Dataset records
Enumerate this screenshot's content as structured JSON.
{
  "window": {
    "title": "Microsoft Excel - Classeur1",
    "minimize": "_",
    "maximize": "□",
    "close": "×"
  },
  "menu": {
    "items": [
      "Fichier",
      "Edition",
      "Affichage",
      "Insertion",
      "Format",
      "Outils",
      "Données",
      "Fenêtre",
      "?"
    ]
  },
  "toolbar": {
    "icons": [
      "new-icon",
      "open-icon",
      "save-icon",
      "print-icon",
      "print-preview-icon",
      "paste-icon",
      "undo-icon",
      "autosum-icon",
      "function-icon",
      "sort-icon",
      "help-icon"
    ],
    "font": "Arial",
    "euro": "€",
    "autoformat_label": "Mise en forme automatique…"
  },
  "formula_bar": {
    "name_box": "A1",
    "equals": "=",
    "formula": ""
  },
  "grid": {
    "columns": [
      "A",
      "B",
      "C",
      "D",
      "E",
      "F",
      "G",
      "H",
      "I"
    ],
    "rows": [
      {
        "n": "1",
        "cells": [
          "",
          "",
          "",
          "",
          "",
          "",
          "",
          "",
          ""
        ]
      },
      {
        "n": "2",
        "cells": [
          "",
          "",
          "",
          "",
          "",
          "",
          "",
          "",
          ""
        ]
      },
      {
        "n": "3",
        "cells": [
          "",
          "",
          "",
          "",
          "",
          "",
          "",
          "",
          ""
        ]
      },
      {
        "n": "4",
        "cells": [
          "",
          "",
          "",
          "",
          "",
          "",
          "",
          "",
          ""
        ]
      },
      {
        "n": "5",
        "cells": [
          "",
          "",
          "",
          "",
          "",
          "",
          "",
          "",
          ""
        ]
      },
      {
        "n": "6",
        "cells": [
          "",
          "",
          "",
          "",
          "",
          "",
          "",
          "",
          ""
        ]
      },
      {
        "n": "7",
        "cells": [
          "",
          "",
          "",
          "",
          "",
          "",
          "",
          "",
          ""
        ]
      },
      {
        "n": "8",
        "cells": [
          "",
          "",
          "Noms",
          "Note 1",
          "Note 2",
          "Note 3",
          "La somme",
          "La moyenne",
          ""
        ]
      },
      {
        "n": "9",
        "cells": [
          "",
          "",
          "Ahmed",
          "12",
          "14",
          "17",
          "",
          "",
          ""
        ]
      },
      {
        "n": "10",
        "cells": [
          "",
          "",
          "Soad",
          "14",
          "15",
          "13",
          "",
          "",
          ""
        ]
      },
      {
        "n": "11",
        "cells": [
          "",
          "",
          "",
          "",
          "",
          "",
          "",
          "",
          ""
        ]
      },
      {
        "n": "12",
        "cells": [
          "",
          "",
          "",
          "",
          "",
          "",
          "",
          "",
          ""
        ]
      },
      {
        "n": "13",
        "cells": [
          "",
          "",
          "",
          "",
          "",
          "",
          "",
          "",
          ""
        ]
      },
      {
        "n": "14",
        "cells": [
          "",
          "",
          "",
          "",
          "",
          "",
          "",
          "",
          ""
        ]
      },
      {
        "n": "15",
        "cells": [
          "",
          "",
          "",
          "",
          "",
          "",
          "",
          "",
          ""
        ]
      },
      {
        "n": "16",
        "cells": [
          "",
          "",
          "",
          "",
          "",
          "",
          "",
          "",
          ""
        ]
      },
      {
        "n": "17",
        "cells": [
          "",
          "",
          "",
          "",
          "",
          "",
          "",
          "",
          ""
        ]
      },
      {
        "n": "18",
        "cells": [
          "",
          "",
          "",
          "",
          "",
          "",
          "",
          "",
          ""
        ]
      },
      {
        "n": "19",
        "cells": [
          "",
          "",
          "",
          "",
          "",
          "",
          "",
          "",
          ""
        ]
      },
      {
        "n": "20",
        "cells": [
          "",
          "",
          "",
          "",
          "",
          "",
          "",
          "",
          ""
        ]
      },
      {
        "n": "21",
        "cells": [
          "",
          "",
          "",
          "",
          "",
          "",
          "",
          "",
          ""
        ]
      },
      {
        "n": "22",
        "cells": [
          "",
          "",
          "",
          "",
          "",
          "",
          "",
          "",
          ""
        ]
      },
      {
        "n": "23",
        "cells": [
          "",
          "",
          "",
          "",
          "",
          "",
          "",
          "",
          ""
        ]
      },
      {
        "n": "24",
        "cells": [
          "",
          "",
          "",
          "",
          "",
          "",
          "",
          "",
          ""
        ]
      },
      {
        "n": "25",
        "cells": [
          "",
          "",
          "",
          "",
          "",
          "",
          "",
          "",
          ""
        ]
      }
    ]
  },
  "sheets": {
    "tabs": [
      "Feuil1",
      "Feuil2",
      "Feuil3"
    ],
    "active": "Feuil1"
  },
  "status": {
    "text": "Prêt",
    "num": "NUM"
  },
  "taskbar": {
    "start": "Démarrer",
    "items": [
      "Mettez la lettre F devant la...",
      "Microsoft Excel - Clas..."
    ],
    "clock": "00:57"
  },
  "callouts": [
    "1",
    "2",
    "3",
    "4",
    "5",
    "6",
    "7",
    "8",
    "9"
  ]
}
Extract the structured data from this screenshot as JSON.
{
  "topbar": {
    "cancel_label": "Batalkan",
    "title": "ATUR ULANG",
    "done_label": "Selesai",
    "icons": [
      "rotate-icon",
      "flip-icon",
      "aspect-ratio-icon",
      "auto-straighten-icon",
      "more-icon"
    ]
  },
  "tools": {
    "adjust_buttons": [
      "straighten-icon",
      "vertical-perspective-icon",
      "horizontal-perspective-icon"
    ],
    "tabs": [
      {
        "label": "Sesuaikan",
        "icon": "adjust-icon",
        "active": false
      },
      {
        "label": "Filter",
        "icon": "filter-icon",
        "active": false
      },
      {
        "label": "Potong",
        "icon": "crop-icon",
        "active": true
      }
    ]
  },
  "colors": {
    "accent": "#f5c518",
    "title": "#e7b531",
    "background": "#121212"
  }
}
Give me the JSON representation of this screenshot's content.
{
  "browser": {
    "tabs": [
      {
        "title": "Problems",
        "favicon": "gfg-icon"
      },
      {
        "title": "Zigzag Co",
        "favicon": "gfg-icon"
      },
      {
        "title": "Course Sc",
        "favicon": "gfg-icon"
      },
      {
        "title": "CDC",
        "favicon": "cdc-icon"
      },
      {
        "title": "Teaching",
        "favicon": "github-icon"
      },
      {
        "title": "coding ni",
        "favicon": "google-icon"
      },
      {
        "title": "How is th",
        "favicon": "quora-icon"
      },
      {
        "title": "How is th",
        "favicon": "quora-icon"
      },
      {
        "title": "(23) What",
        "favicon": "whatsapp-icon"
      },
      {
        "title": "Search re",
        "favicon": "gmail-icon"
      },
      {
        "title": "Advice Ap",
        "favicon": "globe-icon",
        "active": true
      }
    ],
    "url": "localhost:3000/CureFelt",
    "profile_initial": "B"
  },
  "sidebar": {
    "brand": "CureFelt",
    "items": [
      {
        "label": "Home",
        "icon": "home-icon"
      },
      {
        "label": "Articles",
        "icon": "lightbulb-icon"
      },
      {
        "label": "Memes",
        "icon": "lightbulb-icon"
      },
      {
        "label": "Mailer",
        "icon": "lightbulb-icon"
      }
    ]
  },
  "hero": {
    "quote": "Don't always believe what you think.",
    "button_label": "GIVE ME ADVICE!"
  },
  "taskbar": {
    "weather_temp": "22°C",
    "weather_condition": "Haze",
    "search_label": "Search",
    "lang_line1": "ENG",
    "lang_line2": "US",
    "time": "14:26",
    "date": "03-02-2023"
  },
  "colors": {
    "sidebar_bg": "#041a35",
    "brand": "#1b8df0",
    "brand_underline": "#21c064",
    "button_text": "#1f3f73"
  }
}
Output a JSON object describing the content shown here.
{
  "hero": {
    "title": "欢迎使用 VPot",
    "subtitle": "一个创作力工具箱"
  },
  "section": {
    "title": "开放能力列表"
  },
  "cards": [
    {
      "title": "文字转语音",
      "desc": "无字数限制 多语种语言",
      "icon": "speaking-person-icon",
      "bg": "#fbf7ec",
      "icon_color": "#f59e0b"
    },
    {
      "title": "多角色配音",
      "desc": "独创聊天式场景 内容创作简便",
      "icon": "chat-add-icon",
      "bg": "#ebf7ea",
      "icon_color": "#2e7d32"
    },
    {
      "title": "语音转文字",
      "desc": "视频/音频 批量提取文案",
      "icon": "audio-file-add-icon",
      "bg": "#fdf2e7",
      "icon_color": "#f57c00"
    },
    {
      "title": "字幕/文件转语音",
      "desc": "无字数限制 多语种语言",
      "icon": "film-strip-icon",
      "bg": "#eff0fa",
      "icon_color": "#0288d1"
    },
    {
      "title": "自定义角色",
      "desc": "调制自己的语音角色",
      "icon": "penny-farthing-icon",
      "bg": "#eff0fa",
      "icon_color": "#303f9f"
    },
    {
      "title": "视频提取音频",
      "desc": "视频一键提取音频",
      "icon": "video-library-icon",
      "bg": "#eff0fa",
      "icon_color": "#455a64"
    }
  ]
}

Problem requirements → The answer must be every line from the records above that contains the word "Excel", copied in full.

Result of the task →
    "title": "Microsoft Excel - Classeur1",
      "Microsoft Excel - Clas..."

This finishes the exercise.